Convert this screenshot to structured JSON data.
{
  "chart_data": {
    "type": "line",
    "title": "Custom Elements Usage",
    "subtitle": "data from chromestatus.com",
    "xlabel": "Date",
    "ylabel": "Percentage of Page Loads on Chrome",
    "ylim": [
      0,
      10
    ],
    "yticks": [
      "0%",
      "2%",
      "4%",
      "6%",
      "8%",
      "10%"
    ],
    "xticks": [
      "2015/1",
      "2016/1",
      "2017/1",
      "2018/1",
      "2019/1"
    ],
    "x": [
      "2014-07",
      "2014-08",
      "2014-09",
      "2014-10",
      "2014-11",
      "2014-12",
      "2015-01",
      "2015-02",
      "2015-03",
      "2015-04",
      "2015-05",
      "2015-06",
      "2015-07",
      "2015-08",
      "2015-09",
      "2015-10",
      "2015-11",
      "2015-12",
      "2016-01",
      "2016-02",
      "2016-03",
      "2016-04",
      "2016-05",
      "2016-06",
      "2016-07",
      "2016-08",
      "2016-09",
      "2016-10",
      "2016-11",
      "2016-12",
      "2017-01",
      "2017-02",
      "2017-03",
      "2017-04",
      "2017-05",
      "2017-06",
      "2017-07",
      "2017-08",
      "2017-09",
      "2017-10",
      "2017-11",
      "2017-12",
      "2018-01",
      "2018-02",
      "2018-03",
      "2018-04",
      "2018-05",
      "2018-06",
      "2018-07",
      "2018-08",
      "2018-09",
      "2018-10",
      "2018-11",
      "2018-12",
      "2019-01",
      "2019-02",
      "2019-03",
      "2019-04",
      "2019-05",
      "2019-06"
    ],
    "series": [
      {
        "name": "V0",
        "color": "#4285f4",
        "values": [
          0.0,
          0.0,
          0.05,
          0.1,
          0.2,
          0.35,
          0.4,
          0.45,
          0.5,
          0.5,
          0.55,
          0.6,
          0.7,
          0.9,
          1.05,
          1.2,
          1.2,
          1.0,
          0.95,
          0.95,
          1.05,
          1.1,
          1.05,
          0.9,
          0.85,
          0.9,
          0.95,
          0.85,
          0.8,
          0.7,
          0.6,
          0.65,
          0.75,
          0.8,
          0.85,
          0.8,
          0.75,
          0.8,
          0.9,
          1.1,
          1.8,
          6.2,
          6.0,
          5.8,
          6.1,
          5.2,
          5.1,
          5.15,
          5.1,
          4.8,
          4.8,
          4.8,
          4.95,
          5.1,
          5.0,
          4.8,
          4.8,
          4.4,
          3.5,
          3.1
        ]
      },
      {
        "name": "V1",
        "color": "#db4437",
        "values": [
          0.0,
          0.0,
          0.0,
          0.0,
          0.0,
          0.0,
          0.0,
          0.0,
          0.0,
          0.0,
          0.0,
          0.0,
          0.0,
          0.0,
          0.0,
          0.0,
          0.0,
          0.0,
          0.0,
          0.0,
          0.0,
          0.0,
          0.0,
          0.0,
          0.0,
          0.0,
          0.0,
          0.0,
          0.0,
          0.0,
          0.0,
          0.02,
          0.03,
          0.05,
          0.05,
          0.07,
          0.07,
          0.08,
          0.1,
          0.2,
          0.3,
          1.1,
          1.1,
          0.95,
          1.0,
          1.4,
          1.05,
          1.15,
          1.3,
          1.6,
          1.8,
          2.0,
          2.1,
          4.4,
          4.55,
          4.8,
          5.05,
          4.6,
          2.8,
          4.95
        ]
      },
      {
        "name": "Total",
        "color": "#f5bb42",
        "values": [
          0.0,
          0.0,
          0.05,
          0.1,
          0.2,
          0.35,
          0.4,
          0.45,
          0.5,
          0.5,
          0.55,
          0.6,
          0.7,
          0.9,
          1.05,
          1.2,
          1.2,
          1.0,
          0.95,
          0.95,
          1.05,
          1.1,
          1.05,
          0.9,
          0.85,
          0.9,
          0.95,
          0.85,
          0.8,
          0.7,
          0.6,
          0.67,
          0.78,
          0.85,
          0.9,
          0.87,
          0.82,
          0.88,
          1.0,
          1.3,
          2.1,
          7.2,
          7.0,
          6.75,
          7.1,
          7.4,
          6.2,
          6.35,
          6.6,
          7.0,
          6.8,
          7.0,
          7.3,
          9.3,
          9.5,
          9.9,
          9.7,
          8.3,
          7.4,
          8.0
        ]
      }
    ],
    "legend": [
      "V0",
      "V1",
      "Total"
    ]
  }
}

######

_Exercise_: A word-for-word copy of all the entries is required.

_Solution to the problem_:
Convert this screenshot to structured JSON data.
{
  "chart_data": {
    "type": "line",
    "title": "Custom Elements Usage",
    "subtitle": "data from chromestatus.com",
    "xlabel": "Date",
    "ylabel": "Percentage of Page Loads on Chrome",
    "ylim": [
      0,
      10
    ],
    "yticks": [
      "0%",
      "2%",
      "4%",
      "6%",
      "8%",
      "10%"
    ],
    "xticks": [
      "2015/1",
      "2016/1",
      "2017/1",
      "2018/1",
      "2019/1"
    ],
    "x": [
      "2014-07",
      "2014-08",
      "2014-09",
      "2014-10",
      "2014-11",
      "2014-12",
      "2015-01",
      "2015-02",
      "2015-03",
      "2015-04",
      "2015-05",
      "2015-06",
      "2015-07",
      "2015-08",
      "2015-09",
      "2015-10",
      "2015-11",
      "2015-12",
      "2016-01",
      "2016-02",
      "2016-03",
      "2016-04",
      "2016-05",
      "2016-06",
      "2016-07",
      "2016-08",
      "2016-09",
      "2016-10",
      "2016-11",
      "2016-12",
      "2017-01",
      "2017-02",
      "2017-03",
      "2017-04",
      "2017-05",
      "2017-06",
      "2017-07",
      "2017-08",
      "2017-09",
      "2017-10",
      "2017-11",
      "2017-12",
      "2018-01",
      "2018-02",
      "2018-03",
      "2018-04",
      "2018-05",
      "2018-06",
      "2018-07",
      "2018-08",
      "2018-09",
      "2018-10",
      "2018-11",
      "2018-12",
      "2019-01",
      "2019-02",
      "2019-03",
      "2019-04",
      "2019-05",
      "2019-06"
    ],
    "series": [
      {
        "name": "V0",
        "color": "#4285f4",
        "values": [
          0.0,
          0.0,
          0.05,
          0.1,
          0.2,
          0.35,
          0.4,
          0.45,
          0.5,
          0.5,
          0.55,
          0.6,
          0.7,
          0.9,
          1.05,
          1.2,
          1.2,
          1.0,
          0.95,
          0.95,
          1.05,
          1.1,
          1.05,
          0.9,
          0.85,
          0.9,
          0.95,
          0.85,
          0.8,
          0.7,
          0.6,
          0.65,
          0.75,
          0.8,
          0.85,
          0.8,
          0.75,
          0.8,
          0.9,
          1.1,
          1.8,
          6.2,
          6.0,
          5.8,
          6.1,
          5.2,
          5.1,
          5.15,
          5.1,
          4.8,
          4.8,
          4.8,
          4.95,
          5.1,
          5.0,
          4.8,
          4.8,
          4.4,
          3.5,
          3.1
        ]
      },
      {
        "name": "V1",
        "color": "#db4437",
        "values": [
          0.0,
          0.0,
          0.0,
          0.0,
          0.0,
          0.0,
          0.0,
          0.0,
          0.0,
          0.0,
          0.0,
          0.0,
          0.0,
          0.0,
          0.0,
          0.0,
          0.0,
          0.0,
          0.0,
          0.0,
          0.0,
          0.0,
          0.0,
          0.0,
          0.0,
          0.0,
          0.0,
          0.0,
          0.0,
          0.0,
          0.0,
          0.02,
          0.03,
          0.05,
          0.05,
          0.07,
          0.07,
          0.08,
          0.1,
          0.2,
          0.3,
          1.1,
          1.1,
          0.95,
          1.0,
          1.4,
          1.05,
          1.15,
          1.3,
          1.6,
          1.8,
          2.0,
          2.1,
          4.4,
          4.55,
          4.8,
          5.05,
          4.6,
          2.8,
          4.95
        ]
      },
      {
        "name": "Total",
        "color": "#f5bb42",
        "values": [
          0.0,
          0.0,
          0.05,
          0.1,
          0.2,
          0.35,
          0.4,
          0.45,
          0.5,
          0.5,
          0.55,
          0.6,
          0.7,
          0.9,
          1.05,
          1.2,
          1.2,
          1.0,
          0.95,
          0.95,
          1.05,
          1.1,
          1.05,
          0.9,
          0.85,
          0.9,
          0.95,
          0.85,
          0.8,
          0.7,
          0.6,
          0.67,
          0.78,
          0.85,
          0.9,
          0.87,
          0.82,
          0.88,
          1.0,
          1.3,
          2.1,
          7.2,
          7.0,
          6.75,
          7.1,
          7.4,
          6.2,
          6.35,
          6.6,
          7.0,
          6.8,
          7.0,
          7.3,
          9.3,
          9.5,
          9.9,
          9.7,
          8.3,
          7.4,
          8.0
        ]
      }
    ],
    "legend": [
      "V0",
      "V1",
      "Total"
    ]
  }
}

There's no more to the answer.